Medical Xpress, a health and medical news website, released a report at the end of August detailing the results of a study about multiple sclerosis misdiagnosis. According to the study’s results, which were published in Neurology, a medical journal, doctors and hospitals often misdiagnose other conditions as MS.
The 24 researchers behind this study are each neurologists who specialize in working with MS patients. The neurologists work at several different institutions, including the Mayo Clinic, University of Vermont, Oregon Health & Science University and Washington University. During the study, the neurologists were able to discover 110 cases of MS misdiagnosis.
The immune systems of people with multiple sclerosis do not respond the same way as the immune systems of those without MS. The immune systems of people with MS target the covering around nerve fibers, which interrupts the connection between the brain and the rest of the body. Eventually, MS can lead to deterioration of the nerves and permanent optic nerve, spinal cord and brain damage. It is believed that MS is the result of a combination of environmental and gene triggers.

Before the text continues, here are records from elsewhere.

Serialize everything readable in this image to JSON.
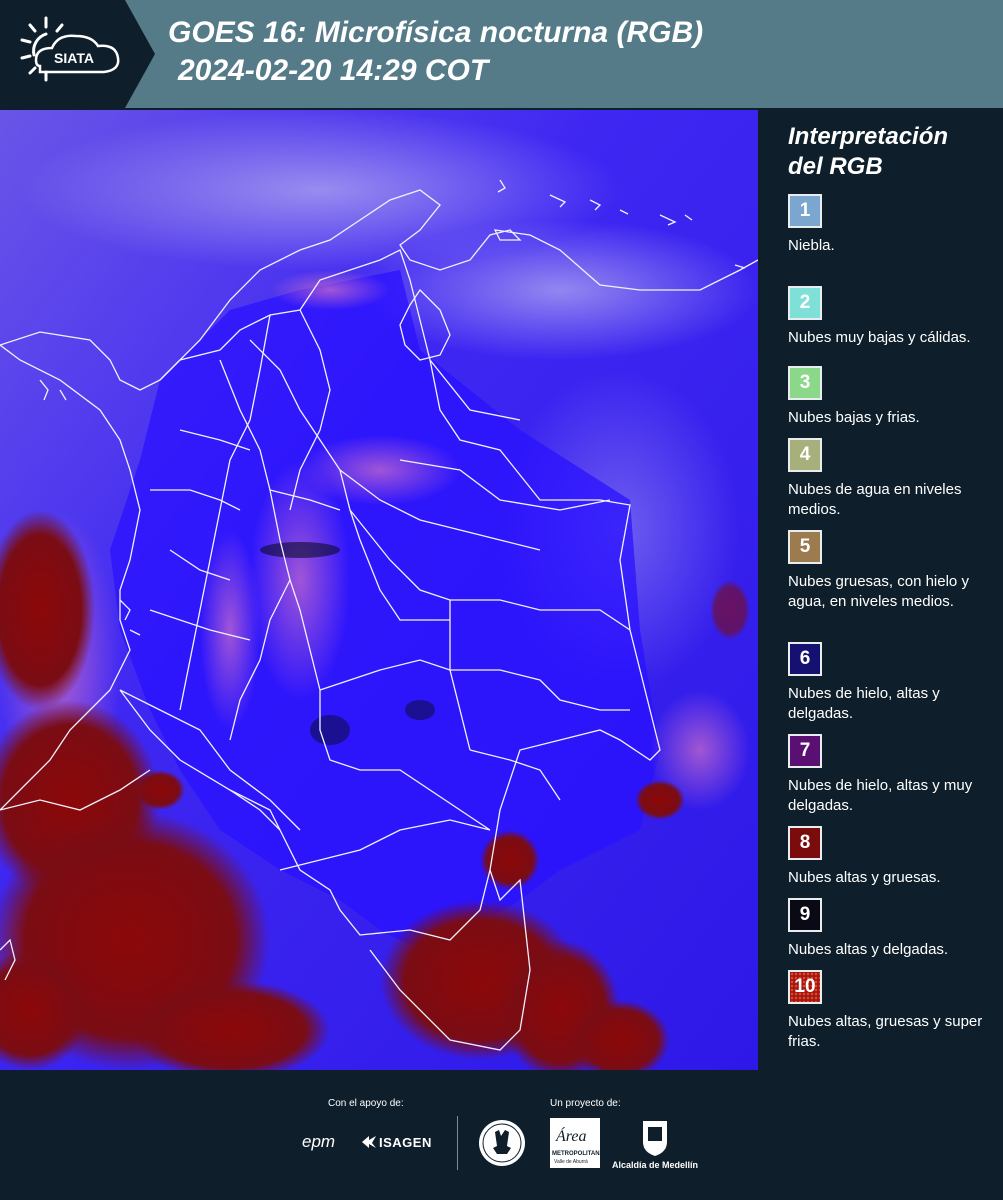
{
  "header": {
    "logo_text": "SIATA",
    "title_line1": "GOES 16: Microfísica nocturna (RGB)",
    "title_line2": "2024-02-20 14:29 COT",
    "background": "#557b88"
  },
  "map": {
    "description_colors": {
      "base": "#3a1ff0",
      "land": "#2a10ff",
      "storm": "#8a0b0b",
      "pinkish": "#c06ad0"
    }
  },
  "legend": {
    "title_line1": "Interpretación",
    "title_line2": "del RGB",
    "items": [
      {
        "number": "1",
        "label": "Niebla.",
        "color": "#7aa6cf"
      },
      {
        "number": "2",
        "label": "Nubes muy bajas y cálidas.",
        "color": "#7fe0d8"
      },
      {
        "number": "3",
        "label": "Nubes bajas y frias.",
        "color": "#8bd88a"
      },
      {
        "number": "4",
        "label": "Nubes de agua en niveles medios.",
        "color": "#a7b07a"
      },
      {
        "number": "5",
        "label": "Nubes gruesas, con hielo y agua, en niveles medios.",
        "color": "#9c7b4e"
      },
      {
        "number": "6",
        "label": "Nubes de hielo, altas y delgadas.",
        "color": "#141171"
      },
      {
        "number": "7",
        "label": "Nubes de hielo, altas y muy delgadas.",
        "color": "#5a0f72"
      },
      {
        "number": "8",
        "label": "Nubes altas y gruesas.",
        "color": "#7a0c0c"
      },
      {
        "number": "9",
        "label": "Nubes altas y delgadas.",
        "color": "#0a0a16"
      },
      {
        "number": "10",
        "label": "Nubes altas, gruesas y super frias.",
        "color": "#a2180e"
      }
    ]
  },
  "footer": {
    "support_label": "Con el apoyo de:",
    "project_label": "Un proyecto de:",
    "epm": "epm",
    "isagen": "ISAGEN",
    "area_name": "Área",
    "area_sub1": "METROPOLITANA",
    "area_sub2": "Valle de Aburrá",
    "alcaldia": "Alcaldía de Medellín"
  }
}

There is no blood or biomarker test to accurately diagnose MS. In addition, the damage that multiple sclerosis does to the nerves can lead to a large variety of symptoms. Many of these symptoms are associated with other conditions besides MS. The ailments that are most commonly misdiagnosed as MS according to the study include:
- Unexplained symptoms coupled with MRIs
- Migraine Headaches
- Neuromyelitis Optica Spectrum Disorder (NMOSD)
- Various Psychological Conditions
According to the study, 72 percent of patients who were misdiagnosed with MS had been taking medication to treat the condition even though they did not actually have multiple sclerosis. In addition, many patients, 33 percent in fact, remained misdiagnosed for 10 years or longer.
How Additional Training Could Help Stop Multiple Sclerosis Misdiagnosis
Researchers found that the people in the study were misdiagnosed by both general practitioners and neurologists who specialize in caring for MS patients. They believe that these types of misdiagnoses can be prevented through increased training. Doctors must learn how to properly carry out MS diagnosis and to better recognize the signs of multiple sclerosis misdiagnosis.